Some materials can generate a small voltage when bent and, conversely, can bend in response to a voltage. This phenomenon is called flexoelectricity, and until know it was thought that the effect only existed in electrical insulators (materials that do not conduct electricity). However, a research team from the Institut Català de Nanociència i Nanotecnologia (ICN2) in Barcelona reports in an article in Nature that flexoelectric-like effects are more ubiquitous than previously thought. The ICN2 researchers report that semiconductors, which can be thought of as half-way between electrical insulators and actual metals, also generate electricity in response to bending.
This is important because semiconductors are a common family of materials that is already widely used in such important devices as transistors (the heart of integrated circuits) or photo-voltaic cells.
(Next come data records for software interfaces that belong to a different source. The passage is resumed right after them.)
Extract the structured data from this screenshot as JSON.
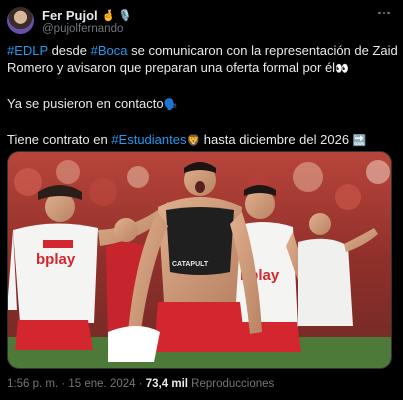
{
  "author": {
    "display_name": "Fer Pujol",
    "name_emojis": "🤞 🎙️",
    "handle": "@pujolfernando"
  },
  "tweet": {
    "line1_tag1": "#EDLP",
    "line1_text1": " desde ",
    "line1_tag2": "#Boca",
    "line1_text2": " se comunicaron con la representación de Zaid",
    "line2": "Romero y avisaron que preparan una oferta formal por él",
    "line2_emoji": "👀",
    "line3": "Ya se pusieron en contacto",
    "line3_emoji": "🗣️",
    "line4_text1": "Tiene contrato en ",
    "line4_tag": "#Estudiantes",
    "line4_emoji": "🦁",
    "line4_text2": " hasta diciembre del 2026 ",
    "line4_emoji2": "🔜"
  },
  "media": {
    "image_icon": "photo-football-celebration",
    "sponsor_left": "bplay",
    "sponsor_right": "bplay",
    "vest_text": "CATAPULT"
  },
  "meta": {
    "time": "1:56 p. m.",
    "sep1": " · ",
    "date": "15 ene. 2024",
    "sep2": " · ",
    "views_count": "73,4 mil",
    "views_label": " Reproducciones"
  }
}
The new results show that, from now on, it is in principle possible to use them also as pressure sensors and electrical micro-generators.
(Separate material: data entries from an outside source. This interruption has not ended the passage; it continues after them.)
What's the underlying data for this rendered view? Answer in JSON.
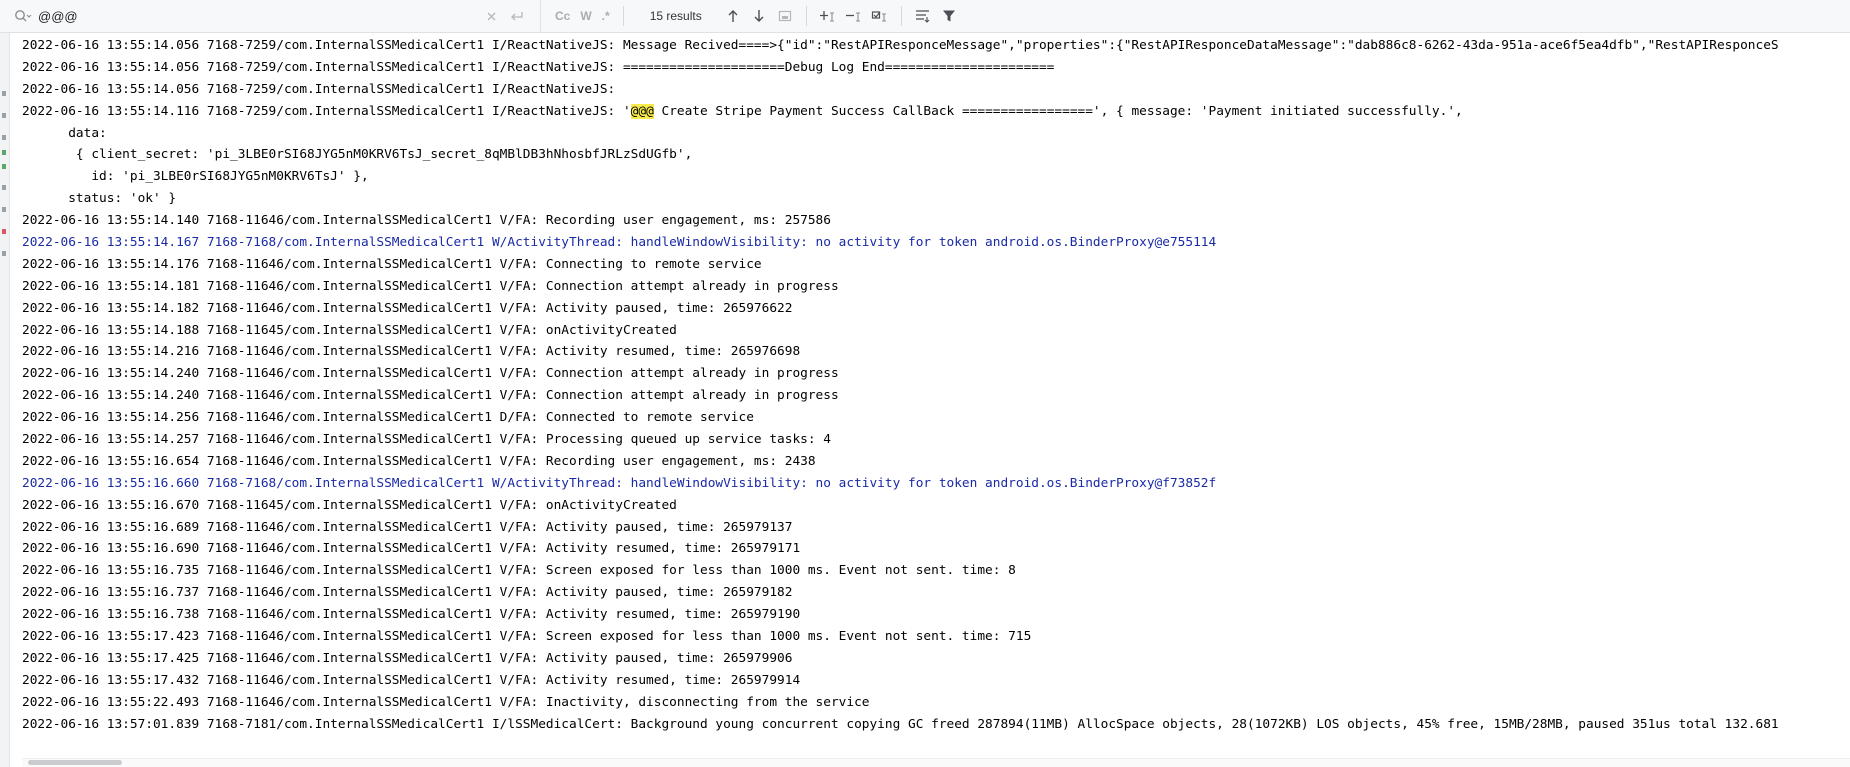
{
  "search": {
    "query": "@@@",
    "results_text": "15 results"
  },
  "toolbar": {
    "match_case_label": "Cc",
    "words_label": "W",
    "regex_label": ".*",
    "icons": [
      "search-icon",
      "clear-icon",
      "history-icon",
      "prev-arrow-icon",
      "next-arrow-icon",
      "in-selection-icon",
      "add-cursor-icon",
      "remove-cursor-icon",
      "select-all-occurrences-icon",
      "filter-lines-icon",
      "funnel-icon"
    ]
  },
  "colors": {
    "warn_text": "#1a2aa6",
    "highlight": "#f5e94b"
  },
  "log": {
    "lines": [
      {
        "text": "2022-06-16 13:55:14.056 7168-7259/com.InternalSSMedicalCert1 I/ReactNativeJS: Message Recived====>{\"id\":\"RestAPIResponceMessage\",\"properties\":{\"RestAPIResponceDataMessage\":\"dab886c8-6262-43da-951a-ace6f5ea4dfb\",\"RestAPIResponceS"
      },
      {
        "text": "2022-06-16 13:55:14.056 7168-7259/com.InternalSSMedicalCert1 I/ReactNativeJS: =====================Debug Log End======================"
      },
      {
        "text": "2022-06-16 13:55:14.056 7168-7259/com.InternalSSMedicalCert1 I/ReactNativeJS:"
      },
      {
        "pre": "2022-06-16 13:55:14.116 7168-7259/com.InternalSSMedicalCert1 I/ReactNativeJS: '",
        "match": "@@@",
        "post": " Create Stripe Payment Success CallBack =================', { message: 'Payment initiated successfully.',"
      },
      {
        "text": "      data:"
      },
      {
        "text": "       { client_secret: 'pi_3LBE0rSI68JYG5nM0KRV6TsJ_secret_8qMBlDB3hNhosbfJRLzSdUGfb',"
      },
      {
        "text": "         id: 'pi_3LBE0rSI68JYG5nM0KRV6TsJ' },"
      },
      {
        "text": "      status: 'ok' }"
      },
      {
        "text": "2022-06-16 13:55:14.140 7168-11646/com.InternalSSMedicalCert1 V/FA: Recording user engagement, ms: 257586"
      },
      {
        "text": "2022-06-16 13:55:14.167 7168-7168/com.InternalSSMedicalCert1 W/ActivityThread: handleWindowVisibility: no activity for token android.os.BinderProxy@e755114",
        "warn": true
      },
      {
        "text": "2022-06-16 13:55:14.176 7168-11646/com.InternalSSMedicalCert1 V/FA: Connecting to remote service"
      },
      {
        "text": "2022-06-16 13:55:14.181 7168-11646/com.InternalSSMedicalCert1 V/FA: Connection attempt already in progress"
      },
      {
        "text": "2022-06-16 13:55:14.182 7168-11646/com.InternalSSMedicalCert1 V/FA: Activity paused, time: 265976622"
      },
      {
        "text": "2022-06-16 13:55:14.188 7168-11645/com.InternalSSMedicalCert1 V/FA: onActivityCreated"
      },
      {
        "text": "2022-06-16 13:55:14.216 7168-11646/com.InternalSSMedicalCert1 V/FA: Activity resumed, time: 265976698"
      },
      {
        "text": "2022-06-16 13:55:14.240 7168-11646/com.InternalSSMedicalCert1 V/FA: Connection attempt already in progress"
      },
      {
        "text": "2022-06-16 13:55:14.240 7168-11646/com.InternalSSMedicalCert1 V/FA: Connection attempt already in progress"
      },
      {
        "text": "2022-06-16 13:55:14.256 7168-11646/com.InternalSSMedicalCert1 D/FA: Connected to remote service"
      },
      {
        "text": "2022-06-16 13:55:14.257 7168-11646/com.InternalSSMedicalCert1 V/FA: Processing queued up service tasks: 4"
      },
      {
        "text": "2022-06-16 13:55:16.654 7168-11646/com.InternalSSMedicalCert1 V/FA: Recording user engagement, ms: 2438"
      },
      {
        "text": "2022-06-16 13:55:16.660 7168-7168/com.InternalSSMedicalCert1 W/ActivityThread: handleWindowVisibility: no activity for token android.os.BinderProxy@f73852f",
        "warn": true
      },
      {
        "text": "2022-06-16 13:55:16.670 7168-11645/com.InternalSSMedicalCert1 V/FA: onActivityCreated"
      },
      {
        "text": "2022-06-16 13:55:16.689 7168-11646/com.InternalSSMedicalCert1 V/FA: Activity paused, time: 265979137"
      },
      {
        "text": "2022-06-16 13:55:16.690 7168-11646/com.InternalSSMedicalCert1 V/FA: Activity resumed, time: 265979171"
      },
      {
        "text": "2022-06-16 13:55:16.735 7168-11646/com.InternalSSMedicalCert1 V/FA: Screen exposed for less than 1000 ms. Event not sent. time: 8"
      },
      {
        "text": "2022-06-16 13:55:16.737 7168-11646/com.InternalSSMedicalCert1 V/FA: Activity paused, time: 265979182"
      },
      {
        "text": "2022-06-16 13:55:16.738 7168-11646/com.InternalSSMedicalCert1 V/FA: Activity resumed, time: 265979190"
      },
      {
        "text": "2022-06-16 13:55:17.423 7168-11646/com.InternalSSMedicalCert1 V/FA: Screen exposed for less than 1000 ms. Event not sent. time: 715"
      },
      {
        "text": "2022-06-16 13:55:17.425 7168-11646/com.InternalSSMedicalCert1 V/FA: Activity paused, time: 265979906"
      },
      {
        "text": "2022-06-16 13:55:17.432 7168-11646/com.InternalSSMedicalCert1 V/FA: Activity resumed, time: 265979914"
      },
      {
        "text": "2022-06-16 13:55:22.493 7168-11646/com.InternalSSMedicalCert1 V/FA: Inactivity, disconnecting from the service"
      },
      {
        "text": "2022-06-16 13:57:01.839 7168-7181/com.InternalSSMedicalCert1 I/lSSMedicalCert: Background young concurrent copying GC freed 287894(11MB) AllocSpace objects, 28(1072KB) LOS objects, 45% free, 15MB/28MB, paused 351us total 132.681"
      }
    ]
  }
}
The authors of the study are Jackeline Narvaez, PhD student Fabián Vásquez-Sancho, and the ICREA Research Professor Gustau Catalan.
Flexoelectricity happens as a consequence of any asymmetry in the deformation of a material. Bending a material forces the atoms to get closer together in the inside of the bend, and spread apart on the outside. This redistribution of the atoms forces their electrical charges to also redistribute, which can be exploited to establish an electrical current between the inside and the outside of the bend.
Until now, it was known that all electrical insulators can be flexoelectric. The surprising discovery by the ICN2 scientists is that semiconductors can also be flexoelectric –and, in fact, they can generate more charge than insulators. The key ingredient of this new bending-induced electricity is in the surface of the materials.
The surface is the device
The Nature article describes how crystals of an initially insulating material are able to generate 1000 times more bending electricity when they are doped to become semiconductors. The reason is that, although the inside of these crystals does become conducting upon doping, the surfaces remain insulating. This means that the surfaces not only can still polarize, but in addition they receive a boost of extra charge from the semiconducting interior.
Because in semiconductors the electromechanical response is dominated by the surface rather than the bulk, the authors call this effect “flexoelectric-like”: the response is identical to flexoelectricity from a practical point of view (it is an electrical current generated in response to bending), but different from the fundamental point of view of its origin.
It is also noteworthy that measuring the flexoelectric response of the surface is an important scientific milestone in its own right. In all previous measurements, which were performed in insulators instead of semiconductors, the surface signal was always mixed with the bulk signal coming from the interior of the crystal. This is the first time that the response of the surface has been measured separately.
Flexoelectric semiconductors are also competitive at the macroscale
Traditional flexoelectricity (i.e. the flexoelectricity of insulators) is important at the nanoscale. Until now, however, it could not compete at the macroscale (the scale in which we humans live). Instead, the dominant effect at the macroscale was piezoelectricity, which is a property of some materials whereby they generate electricity in response to compression, rather than to bending. The reason is that materials are much harder to bend when they are thick (macroscale) than when they are thin (nanoscale); this is intuitive enough, just think how much harder it is to bend a 1000 page book compared to bending a single page of the same book.
However, the flexoelectric-like response of semiconductors has an important feature: it increases with the thickness of the material. Thus, the loss of flexibility is compensated by the increase of flexoelectricity, and this allows maintaining a competitive output independently of the device thickness. Crucially, this flexoelectric-like response can in principle be present in any (semiconducting) material, whereas piezoelectricity is only possible in a limited number of materials, the best of which are lead-based and therefore toxic.
The authors are so convinced of the potential usefulness of their discovery that they have filed a patent, and are currently seeking industrial partners to develop technological applications of semiconductor flexoelectricity.